Now might be a fun time to pick over some of the other things people have said to me as a MOB (Mother Of Boys)...
1. ‘You’ll never be the mother of the bride’
An astute observation. I will be mother of the groom instead, which … why isn’t that a thing? I shall dedicate my life to making it a thing. But what if your daughter chooses not to get married? Then you’ll never be mother of the bride, either. Just a thought.
2. ‘A son is a son until he takes a wife, a daughter’s a daughter for the rest of your life’
Yes, I have had this quoted at me. A thoughtful old saying that I think dates back to the year fourteen-hundred-and-shut-your-face. The implication being that once some young ladies get their claws into my sons, then my fickle, lovestruck progeny will drop me at the nearest old people's home with nary a backwards glance, leaving me to a life of soup eating and shawl wearing.
Well, allow me to retort: why wouldn't my daughters-in-law and I love each other like mother and daughters? What if they have terrible relationships with their own mothers and look to me to fill that role? To be honest, I'll happily give my blessing to any woman who'll remember to buy me birthday presents because, as I have been informed, that's yet another thing my grown-up sons will suck at.
3. ‘Are you going to try for a girl next time?’
A common misconception about me is that I'm going to keep on trying until I get a girl, a reaction that got out of hand recently when I floated the idea of maybe having a fourth. "You'll be just like David and Victoria Beckham," people assured me in reference to the celebrity couple who welcomed little Harper in 2011 after having three boys.
"A girl at last!" I imagine Victoria cried at the 12-week scan. "Take my other three children, whose names I have now forgotten, down to the docks immediately and get what money you can for them, then drive me straight to Girls Dresses R Us to spend the proceeds."
4. ‘Do your boys have long hair because you secretly want to have a girl?’
Do you wear wellies because you secretly want to be a farmer?
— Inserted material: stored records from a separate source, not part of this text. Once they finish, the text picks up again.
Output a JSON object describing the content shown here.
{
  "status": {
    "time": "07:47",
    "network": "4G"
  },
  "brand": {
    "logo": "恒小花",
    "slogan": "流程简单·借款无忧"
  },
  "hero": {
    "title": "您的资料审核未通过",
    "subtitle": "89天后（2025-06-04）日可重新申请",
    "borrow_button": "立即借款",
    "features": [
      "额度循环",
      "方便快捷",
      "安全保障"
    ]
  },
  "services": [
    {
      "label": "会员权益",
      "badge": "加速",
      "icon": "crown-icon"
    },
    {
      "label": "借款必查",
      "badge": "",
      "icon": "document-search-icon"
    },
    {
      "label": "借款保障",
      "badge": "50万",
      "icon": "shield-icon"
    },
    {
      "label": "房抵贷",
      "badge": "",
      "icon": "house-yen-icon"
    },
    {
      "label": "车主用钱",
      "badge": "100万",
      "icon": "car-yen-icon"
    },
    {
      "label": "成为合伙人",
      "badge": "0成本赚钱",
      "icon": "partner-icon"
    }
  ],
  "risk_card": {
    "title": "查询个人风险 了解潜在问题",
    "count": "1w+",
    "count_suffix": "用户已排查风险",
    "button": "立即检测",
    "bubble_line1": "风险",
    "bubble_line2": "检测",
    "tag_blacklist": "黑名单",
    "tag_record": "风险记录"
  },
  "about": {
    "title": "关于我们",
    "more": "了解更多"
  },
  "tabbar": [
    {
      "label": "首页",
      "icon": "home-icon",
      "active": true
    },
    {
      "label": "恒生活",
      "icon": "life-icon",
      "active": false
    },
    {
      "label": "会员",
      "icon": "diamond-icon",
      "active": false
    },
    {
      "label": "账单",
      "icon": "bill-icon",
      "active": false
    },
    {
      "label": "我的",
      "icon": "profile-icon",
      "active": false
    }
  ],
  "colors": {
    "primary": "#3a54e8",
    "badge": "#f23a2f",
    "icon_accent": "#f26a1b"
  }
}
Do you eat fish because you secretly want to be a dolphin? For the last time, hair length has nothing to do with gender preference. Their hair is long because I dig the wild-boy, Mowgli-esque, surfer-dude look. Plus, it really, really annoys some people, which I kind of get a kick out of.
Are there differences between how little girls behave compared to little boys? One hundred per cent. I was at football last weekend (I live at football, by the way) and a woman arrived with her one-year-old twin girls. She laid out a picnic blanket and – I cannot stress this enough – they sat down on it and played nicely. Put my three boys on a picnic blanket and within 30 seconds one will be wrapped up in it pretending to be a sausage roll, one will be riding the sausage roll and the other will be attempting to eat the sausage roll. Would some actual sitting down be great? Yes, but what's a picnic without sausage rolls?
So, you really want to know what's it like to live in a house full of boys? It's loud. Very loud. After all, why talk when you can shout? Walk when you can run? Play nicely when you can beat your brother up with a Buzz Lightyear? Eat a banana when you can peel it and store it in your pocket?
And you know what? It’s totally fun 99 per cent of the time. OK, that’s an exaggeration, maybe 88 per cent is more realistic.
Here's the thing: I'm raising the boys who are going to be dating and marrying your daughters one day. So ask me if I'm teaching them about environmental issues and mental health and feminism. Just stop asking me if I want a girl.